I transferred the art by rubbing the back of the paper with pencil graphite, then tracing over it on the wood. I filled in the dark areas with sharpie, then washed the whole thing with some grey stain. The stain helps visualize what parts have been cut. The black areas will print black, the wood areas will stay white.
For this first carving, I bought an inexpensive set of tools from a local art store. Turns out, I wouldn’t recommend this if you are going to use real hardwood. The tools were not sharp and I spent many hours working on them to get them to cut reliably. At first, I tried to strop them, thinking I could get them sharp enough with just some polishing compound, but they needed much more attention with sharpening stones. My first actual attempt at using these tools was a disaster.
My first lesson here was just how much sharpness matters. Dull tools are obvious once you’ve tried to use them. I had to push pretty hard on the tools (which is dangerous for any cutting tool!) and the wood was more likely to tear than be cut. Before starting on the bird carving, I spent about an hour or so sharpening and polishing the cutting edges. As I was carving, I would stop every 5-10 minutes and strop the edges some more. With properly sharpened tools, the cutting went much better.
I don’t have a printing press, so I had to hand-rub these prints. I made a simple baren out of a piece of scrapwood and press these by hand. I used black Speedball Water Soluable ink.
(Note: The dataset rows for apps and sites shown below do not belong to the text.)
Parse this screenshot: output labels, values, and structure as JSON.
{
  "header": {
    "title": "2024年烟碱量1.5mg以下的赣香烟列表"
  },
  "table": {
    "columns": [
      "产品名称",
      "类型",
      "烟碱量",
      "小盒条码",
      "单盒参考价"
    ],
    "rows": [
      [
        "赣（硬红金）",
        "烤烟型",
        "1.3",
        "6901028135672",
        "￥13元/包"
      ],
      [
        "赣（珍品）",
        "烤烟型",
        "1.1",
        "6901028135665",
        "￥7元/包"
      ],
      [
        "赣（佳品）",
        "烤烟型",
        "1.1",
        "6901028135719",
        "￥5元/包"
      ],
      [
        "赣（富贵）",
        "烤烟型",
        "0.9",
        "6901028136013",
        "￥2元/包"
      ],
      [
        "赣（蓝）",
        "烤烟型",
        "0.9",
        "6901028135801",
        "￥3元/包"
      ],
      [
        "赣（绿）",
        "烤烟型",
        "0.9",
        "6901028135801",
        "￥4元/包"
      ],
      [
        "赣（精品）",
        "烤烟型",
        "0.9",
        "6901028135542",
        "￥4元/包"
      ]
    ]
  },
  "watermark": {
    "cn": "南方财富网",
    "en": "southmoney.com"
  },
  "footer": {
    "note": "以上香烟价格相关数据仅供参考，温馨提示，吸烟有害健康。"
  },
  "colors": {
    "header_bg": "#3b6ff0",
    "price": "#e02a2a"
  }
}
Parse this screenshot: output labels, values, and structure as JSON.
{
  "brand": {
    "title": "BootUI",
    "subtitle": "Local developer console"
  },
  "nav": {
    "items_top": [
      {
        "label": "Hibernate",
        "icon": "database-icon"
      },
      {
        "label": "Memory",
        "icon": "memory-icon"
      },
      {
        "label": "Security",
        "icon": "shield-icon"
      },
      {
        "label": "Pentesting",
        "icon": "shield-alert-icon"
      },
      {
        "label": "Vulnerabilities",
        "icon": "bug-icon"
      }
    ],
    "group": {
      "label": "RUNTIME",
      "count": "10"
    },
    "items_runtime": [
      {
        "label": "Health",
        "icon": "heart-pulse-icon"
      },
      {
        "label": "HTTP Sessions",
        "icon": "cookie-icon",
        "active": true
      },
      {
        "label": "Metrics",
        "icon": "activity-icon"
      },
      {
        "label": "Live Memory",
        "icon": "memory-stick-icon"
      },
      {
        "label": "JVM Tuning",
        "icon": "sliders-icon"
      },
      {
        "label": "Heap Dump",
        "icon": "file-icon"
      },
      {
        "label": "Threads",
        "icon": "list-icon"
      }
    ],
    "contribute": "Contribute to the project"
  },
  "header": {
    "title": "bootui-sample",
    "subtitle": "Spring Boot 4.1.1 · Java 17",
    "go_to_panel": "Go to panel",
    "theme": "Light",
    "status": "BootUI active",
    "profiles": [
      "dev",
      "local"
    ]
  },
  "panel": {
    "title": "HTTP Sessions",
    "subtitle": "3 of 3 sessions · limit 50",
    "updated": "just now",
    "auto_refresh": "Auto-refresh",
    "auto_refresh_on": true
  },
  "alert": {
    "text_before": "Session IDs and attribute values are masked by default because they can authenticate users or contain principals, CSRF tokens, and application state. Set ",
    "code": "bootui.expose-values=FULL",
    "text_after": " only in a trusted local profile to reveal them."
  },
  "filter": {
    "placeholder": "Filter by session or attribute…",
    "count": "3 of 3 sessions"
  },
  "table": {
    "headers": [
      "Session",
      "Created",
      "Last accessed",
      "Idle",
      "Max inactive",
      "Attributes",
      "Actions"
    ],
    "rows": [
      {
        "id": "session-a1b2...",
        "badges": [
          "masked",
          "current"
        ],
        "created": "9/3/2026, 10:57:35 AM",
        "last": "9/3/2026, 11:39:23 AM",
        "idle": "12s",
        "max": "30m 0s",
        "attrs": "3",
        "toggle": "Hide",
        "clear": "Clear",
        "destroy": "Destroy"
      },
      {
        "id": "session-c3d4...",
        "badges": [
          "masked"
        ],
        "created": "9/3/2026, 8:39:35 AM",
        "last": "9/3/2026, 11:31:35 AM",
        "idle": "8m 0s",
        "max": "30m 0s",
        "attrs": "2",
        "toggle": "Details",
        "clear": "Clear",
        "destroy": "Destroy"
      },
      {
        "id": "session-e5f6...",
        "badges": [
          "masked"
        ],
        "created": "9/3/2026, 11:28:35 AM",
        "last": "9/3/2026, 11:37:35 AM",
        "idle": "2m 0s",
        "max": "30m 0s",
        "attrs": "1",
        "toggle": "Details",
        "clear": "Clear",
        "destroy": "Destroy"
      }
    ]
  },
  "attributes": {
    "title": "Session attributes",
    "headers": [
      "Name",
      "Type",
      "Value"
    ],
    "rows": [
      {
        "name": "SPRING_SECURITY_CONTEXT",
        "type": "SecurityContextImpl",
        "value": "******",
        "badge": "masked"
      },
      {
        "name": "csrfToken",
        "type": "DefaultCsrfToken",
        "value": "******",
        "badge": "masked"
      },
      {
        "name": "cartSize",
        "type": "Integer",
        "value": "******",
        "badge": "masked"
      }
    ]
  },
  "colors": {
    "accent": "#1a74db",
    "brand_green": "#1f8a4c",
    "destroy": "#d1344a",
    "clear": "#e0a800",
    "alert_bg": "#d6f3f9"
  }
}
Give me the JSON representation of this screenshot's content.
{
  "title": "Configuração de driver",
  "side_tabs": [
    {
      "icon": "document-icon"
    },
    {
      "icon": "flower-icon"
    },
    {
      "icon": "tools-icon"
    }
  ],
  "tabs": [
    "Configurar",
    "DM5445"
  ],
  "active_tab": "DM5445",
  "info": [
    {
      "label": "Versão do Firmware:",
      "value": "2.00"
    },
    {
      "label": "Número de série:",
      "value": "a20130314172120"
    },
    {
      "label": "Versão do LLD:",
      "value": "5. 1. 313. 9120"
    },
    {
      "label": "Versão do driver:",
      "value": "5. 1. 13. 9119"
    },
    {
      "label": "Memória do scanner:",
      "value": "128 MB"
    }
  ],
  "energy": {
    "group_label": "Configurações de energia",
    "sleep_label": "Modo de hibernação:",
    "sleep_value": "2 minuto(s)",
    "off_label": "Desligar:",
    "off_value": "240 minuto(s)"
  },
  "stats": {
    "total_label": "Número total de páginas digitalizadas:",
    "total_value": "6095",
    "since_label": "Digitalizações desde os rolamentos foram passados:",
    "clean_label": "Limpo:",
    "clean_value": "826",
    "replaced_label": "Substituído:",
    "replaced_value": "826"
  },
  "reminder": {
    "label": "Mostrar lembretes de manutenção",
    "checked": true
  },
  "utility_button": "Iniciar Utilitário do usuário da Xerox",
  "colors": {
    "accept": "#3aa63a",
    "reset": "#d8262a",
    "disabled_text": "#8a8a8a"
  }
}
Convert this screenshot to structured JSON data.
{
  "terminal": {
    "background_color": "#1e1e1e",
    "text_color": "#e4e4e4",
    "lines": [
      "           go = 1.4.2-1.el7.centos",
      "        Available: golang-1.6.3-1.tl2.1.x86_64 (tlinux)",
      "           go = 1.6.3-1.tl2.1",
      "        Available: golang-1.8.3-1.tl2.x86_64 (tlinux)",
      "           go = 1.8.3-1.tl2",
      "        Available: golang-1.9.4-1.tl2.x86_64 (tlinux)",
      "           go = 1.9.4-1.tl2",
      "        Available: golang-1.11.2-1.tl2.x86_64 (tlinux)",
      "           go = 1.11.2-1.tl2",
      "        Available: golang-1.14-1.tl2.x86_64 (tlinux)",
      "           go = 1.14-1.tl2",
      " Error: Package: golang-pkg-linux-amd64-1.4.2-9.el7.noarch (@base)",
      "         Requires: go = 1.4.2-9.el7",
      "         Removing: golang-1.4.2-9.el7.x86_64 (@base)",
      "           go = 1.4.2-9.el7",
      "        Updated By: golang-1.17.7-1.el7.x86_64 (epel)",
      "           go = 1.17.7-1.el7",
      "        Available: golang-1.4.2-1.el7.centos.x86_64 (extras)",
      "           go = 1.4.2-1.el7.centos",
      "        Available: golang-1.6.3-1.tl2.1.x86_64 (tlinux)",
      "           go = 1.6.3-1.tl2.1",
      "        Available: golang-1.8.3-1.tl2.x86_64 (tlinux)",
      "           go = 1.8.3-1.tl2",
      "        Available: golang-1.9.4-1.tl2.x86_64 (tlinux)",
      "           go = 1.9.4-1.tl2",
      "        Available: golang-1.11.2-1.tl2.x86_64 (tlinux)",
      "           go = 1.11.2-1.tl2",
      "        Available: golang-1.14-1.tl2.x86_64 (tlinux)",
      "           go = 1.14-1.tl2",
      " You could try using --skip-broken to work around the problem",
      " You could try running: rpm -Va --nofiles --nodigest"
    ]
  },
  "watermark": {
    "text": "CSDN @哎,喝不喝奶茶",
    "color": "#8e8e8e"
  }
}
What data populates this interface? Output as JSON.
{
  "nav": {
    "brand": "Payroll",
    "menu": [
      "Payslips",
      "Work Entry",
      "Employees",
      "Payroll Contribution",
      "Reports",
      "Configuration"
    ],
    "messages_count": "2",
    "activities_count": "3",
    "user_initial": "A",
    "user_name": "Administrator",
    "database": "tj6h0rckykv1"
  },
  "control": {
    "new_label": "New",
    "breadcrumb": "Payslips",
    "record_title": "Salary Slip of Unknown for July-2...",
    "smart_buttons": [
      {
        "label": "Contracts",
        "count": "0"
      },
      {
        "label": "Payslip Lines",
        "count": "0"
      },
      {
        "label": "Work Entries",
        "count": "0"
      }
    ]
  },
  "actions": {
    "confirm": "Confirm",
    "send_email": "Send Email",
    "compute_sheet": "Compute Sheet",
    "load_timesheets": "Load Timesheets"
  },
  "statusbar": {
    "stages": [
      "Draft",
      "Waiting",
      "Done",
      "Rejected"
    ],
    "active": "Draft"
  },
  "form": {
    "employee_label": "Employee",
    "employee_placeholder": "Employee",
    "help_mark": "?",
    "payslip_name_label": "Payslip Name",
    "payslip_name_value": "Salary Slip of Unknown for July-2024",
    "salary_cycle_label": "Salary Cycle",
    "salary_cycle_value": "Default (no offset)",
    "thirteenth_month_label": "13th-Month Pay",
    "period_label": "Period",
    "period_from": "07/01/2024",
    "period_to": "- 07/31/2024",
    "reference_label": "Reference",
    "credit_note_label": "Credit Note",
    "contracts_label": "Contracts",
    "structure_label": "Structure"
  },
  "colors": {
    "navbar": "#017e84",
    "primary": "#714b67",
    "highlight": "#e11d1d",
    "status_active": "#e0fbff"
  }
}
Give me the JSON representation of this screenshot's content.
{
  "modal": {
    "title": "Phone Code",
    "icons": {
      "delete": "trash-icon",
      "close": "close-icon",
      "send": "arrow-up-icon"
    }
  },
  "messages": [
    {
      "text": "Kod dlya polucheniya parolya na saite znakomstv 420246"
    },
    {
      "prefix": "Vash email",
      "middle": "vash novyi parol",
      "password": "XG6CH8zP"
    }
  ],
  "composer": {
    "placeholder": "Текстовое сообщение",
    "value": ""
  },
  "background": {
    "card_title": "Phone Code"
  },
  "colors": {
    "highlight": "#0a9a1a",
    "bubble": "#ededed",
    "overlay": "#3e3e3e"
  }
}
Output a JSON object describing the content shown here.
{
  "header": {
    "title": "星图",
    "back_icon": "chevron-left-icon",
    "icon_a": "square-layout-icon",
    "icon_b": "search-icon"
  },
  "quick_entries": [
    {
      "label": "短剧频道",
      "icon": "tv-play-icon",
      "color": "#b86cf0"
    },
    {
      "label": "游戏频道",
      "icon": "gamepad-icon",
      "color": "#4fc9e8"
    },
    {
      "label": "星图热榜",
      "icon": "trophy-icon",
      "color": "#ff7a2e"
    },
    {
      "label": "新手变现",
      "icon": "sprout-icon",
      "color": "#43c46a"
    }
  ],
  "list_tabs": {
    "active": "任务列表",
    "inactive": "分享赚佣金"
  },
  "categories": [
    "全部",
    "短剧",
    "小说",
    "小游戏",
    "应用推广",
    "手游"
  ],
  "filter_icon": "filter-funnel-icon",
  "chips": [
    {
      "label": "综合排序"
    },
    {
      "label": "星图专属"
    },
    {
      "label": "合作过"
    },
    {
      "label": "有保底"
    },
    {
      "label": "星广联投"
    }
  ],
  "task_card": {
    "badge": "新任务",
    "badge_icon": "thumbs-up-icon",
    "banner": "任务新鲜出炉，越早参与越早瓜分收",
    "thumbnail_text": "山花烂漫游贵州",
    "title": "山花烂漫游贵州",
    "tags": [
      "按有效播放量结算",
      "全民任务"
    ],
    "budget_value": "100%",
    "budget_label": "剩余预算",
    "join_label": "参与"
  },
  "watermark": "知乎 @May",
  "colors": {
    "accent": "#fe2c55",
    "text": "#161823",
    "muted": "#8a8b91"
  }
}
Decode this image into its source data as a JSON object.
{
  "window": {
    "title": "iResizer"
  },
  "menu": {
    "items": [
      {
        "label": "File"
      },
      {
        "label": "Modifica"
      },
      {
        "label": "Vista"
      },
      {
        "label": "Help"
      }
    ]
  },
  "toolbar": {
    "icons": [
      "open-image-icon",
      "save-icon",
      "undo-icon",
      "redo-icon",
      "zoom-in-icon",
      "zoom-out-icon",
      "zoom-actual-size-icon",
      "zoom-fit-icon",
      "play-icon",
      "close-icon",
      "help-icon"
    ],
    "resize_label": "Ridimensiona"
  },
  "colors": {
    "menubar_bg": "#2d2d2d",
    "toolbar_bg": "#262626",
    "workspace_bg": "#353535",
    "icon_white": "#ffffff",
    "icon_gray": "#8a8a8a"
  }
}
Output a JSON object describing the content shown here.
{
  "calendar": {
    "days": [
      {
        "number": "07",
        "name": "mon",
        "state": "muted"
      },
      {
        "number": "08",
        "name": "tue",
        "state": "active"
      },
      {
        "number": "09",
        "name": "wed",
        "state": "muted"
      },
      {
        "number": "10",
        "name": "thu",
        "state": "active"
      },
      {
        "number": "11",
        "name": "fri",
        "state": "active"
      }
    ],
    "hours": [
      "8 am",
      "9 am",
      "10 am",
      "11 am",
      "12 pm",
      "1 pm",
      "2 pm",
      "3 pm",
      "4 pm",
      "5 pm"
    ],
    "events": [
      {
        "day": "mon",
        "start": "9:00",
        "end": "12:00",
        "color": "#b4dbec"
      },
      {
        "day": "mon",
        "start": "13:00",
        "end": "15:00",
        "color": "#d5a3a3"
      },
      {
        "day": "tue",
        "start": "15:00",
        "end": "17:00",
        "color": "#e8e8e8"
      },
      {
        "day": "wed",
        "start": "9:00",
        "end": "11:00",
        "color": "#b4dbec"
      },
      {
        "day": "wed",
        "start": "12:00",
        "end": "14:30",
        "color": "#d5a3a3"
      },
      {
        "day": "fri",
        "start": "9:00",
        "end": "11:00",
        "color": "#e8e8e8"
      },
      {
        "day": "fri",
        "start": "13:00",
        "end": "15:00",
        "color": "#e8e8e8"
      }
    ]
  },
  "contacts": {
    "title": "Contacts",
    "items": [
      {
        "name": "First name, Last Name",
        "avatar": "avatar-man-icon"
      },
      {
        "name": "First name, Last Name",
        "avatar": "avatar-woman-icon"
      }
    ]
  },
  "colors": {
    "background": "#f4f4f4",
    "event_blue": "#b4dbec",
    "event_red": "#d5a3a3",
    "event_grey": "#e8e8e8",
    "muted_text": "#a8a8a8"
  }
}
I have a lot to learn about this process. The ink seemed to dry super fast on the glass which meant that I wasn’t getting great transfer after the first print. I had to keep using more ink. I’ve since recieved some SpeedBall Oil Based Ink. I haven’t printed with it yet. I’ll try it next.
Speaking of next, a kind viewer sent me a new set of carving chisels from FlexCut and I’m working on a second print. These chisels are all the difference. They are simply amazing. They came out of the package with a razor-sharp polish and glide through the wood with very little effort.
I don’t know where this new hobby will take me… I don’t even know if I’ll continue experimenting with it beyond these two prints… but I’m enjoying it now. If you are interested in these prints, I might look at a way of selling them for a few dollars in the near future. Let me know!